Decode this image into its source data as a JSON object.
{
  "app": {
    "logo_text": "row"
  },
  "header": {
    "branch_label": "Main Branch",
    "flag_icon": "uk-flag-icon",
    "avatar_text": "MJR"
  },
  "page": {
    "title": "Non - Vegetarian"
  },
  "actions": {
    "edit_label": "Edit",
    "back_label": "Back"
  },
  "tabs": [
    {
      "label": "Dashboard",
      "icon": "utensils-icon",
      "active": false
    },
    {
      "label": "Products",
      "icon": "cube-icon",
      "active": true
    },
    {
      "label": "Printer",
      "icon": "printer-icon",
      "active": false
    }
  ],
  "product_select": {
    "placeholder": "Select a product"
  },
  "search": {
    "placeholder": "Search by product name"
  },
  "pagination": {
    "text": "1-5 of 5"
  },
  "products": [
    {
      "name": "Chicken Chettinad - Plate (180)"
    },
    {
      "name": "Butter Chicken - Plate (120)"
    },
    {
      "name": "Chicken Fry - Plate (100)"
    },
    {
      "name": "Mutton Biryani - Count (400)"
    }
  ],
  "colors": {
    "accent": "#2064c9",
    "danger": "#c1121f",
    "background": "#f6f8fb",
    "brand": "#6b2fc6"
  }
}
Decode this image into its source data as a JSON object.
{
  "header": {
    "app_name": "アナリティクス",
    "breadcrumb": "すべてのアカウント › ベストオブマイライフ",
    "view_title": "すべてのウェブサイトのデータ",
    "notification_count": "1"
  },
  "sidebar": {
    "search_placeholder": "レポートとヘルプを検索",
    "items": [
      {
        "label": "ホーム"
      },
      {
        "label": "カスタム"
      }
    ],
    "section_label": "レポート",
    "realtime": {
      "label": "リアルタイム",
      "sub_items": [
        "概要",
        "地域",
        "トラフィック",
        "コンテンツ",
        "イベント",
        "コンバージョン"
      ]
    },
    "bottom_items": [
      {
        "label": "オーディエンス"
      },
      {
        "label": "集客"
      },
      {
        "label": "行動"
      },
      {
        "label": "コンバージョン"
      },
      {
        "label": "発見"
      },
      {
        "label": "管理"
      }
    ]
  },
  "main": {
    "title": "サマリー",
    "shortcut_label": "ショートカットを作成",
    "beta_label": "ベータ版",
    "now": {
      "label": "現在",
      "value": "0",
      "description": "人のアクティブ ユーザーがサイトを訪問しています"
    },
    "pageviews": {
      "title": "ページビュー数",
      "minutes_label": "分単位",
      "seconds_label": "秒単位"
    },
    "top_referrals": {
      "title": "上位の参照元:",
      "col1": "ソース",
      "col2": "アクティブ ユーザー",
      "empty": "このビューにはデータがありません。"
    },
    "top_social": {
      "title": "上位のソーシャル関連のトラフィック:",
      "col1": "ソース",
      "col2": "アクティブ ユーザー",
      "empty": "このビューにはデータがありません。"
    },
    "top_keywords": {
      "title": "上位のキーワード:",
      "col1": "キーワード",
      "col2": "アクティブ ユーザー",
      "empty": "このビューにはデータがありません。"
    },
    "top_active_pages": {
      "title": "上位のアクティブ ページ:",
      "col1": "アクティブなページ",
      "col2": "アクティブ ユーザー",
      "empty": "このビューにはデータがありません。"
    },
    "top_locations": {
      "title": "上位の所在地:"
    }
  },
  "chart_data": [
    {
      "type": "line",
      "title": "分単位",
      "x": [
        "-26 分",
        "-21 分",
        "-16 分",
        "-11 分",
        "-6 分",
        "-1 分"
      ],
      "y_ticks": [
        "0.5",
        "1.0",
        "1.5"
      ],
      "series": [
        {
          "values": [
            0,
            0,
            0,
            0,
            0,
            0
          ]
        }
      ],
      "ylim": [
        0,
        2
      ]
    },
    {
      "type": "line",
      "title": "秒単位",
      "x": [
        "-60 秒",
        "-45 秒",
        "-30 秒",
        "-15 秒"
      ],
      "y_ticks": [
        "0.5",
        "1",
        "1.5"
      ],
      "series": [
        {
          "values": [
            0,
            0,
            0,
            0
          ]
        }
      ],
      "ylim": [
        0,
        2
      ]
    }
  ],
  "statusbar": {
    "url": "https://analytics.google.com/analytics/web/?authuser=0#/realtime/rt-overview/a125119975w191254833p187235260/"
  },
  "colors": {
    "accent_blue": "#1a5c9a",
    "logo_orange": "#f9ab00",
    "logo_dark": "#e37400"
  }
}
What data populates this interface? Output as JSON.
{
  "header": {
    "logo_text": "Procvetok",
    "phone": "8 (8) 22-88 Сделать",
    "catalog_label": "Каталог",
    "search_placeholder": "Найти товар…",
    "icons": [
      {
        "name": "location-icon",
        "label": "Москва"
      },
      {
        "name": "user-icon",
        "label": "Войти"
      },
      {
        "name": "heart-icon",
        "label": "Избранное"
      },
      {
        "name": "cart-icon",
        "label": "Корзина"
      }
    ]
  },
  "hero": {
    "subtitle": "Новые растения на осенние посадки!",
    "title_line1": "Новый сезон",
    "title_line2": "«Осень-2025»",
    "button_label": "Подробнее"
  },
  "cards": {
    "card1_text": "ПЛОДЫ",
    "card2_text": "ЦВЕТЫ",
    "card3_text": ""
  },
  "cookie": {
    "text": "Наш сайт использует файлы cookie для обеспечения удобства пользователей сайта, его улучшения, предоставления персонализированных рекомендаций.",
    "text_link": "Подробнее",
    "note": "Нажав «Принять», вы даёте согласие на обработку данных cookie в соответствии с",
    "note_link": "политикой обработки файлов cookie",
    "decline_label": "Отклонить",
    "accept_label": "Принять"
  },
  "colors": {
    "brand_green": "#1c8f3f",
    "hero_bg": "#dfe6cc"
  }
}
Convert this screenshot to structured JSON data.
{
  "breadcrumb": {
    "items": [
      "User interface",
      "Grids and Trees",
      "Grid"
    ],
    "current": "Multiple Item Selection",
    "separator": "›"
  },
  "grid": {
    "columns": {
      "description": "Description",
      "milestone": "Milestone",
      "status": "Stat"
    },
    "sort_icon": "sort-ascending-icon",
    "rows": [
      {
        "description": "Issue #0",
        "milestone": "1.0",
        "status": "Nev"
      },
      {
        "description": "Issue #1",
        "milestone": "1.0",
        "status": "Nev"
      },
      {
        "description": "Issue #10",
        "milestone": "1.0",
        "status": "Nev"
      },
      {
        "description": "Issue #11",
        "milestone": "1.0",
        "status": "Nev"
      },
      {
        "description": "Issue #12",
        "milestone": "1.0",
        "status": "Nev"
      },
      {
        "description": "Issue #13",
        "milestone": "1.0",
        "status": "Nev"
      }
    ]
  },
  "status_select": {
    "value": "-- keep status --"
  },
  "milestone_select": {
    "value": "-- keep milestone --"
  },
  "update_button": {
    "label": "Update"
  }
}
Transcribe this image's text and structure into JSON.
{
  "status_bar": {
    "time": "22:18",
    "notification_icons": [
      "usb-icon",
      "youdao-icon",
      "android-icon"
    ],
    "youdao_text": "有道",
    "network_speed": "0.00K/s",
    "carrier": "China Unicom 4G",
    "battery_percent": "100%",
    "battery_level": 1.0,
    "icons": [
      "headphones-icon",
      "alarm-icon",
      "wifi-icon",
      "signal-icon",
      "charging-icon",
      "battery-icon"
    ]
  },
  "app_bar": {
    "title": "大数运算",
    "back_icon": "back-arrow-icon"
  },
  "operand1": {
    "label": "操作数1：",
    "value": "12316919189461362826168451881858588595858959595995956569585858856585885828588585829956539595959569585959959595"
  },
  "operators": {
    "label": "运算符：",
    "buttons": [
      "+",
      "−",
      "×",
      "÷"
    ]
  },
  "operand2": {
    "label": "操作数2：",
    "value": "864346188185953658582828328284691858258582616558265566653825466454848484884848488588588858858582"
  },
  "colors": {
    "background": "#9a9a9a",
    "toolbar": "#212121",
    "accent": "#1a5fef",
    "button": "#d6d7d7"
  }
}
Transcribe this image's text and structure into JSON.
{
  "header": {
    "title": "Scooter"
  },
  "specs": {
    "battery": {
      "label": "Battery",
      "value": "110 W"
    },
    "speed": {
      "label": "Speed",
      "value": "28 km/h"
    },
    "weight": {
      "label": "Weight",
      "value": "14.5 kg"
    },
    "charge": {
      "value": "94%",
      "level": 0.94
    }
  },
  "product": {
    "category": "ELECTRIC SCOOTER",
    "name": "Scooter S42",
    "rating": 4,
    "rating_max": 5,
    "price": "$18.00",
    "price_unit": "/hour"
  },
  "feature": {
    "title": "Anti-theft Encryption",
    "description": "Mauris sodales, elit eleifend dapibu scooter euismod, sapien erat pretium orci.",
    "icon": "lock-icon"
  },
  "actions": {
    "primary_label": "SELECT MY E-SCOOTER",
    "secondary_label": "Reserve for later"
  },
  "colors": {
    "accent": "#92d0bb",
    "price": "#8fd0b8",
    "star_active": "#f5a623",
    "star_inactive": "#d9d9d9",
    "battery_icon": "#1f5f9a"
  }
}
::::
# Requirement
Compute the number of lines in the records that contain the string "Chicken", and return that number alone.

# Response area
3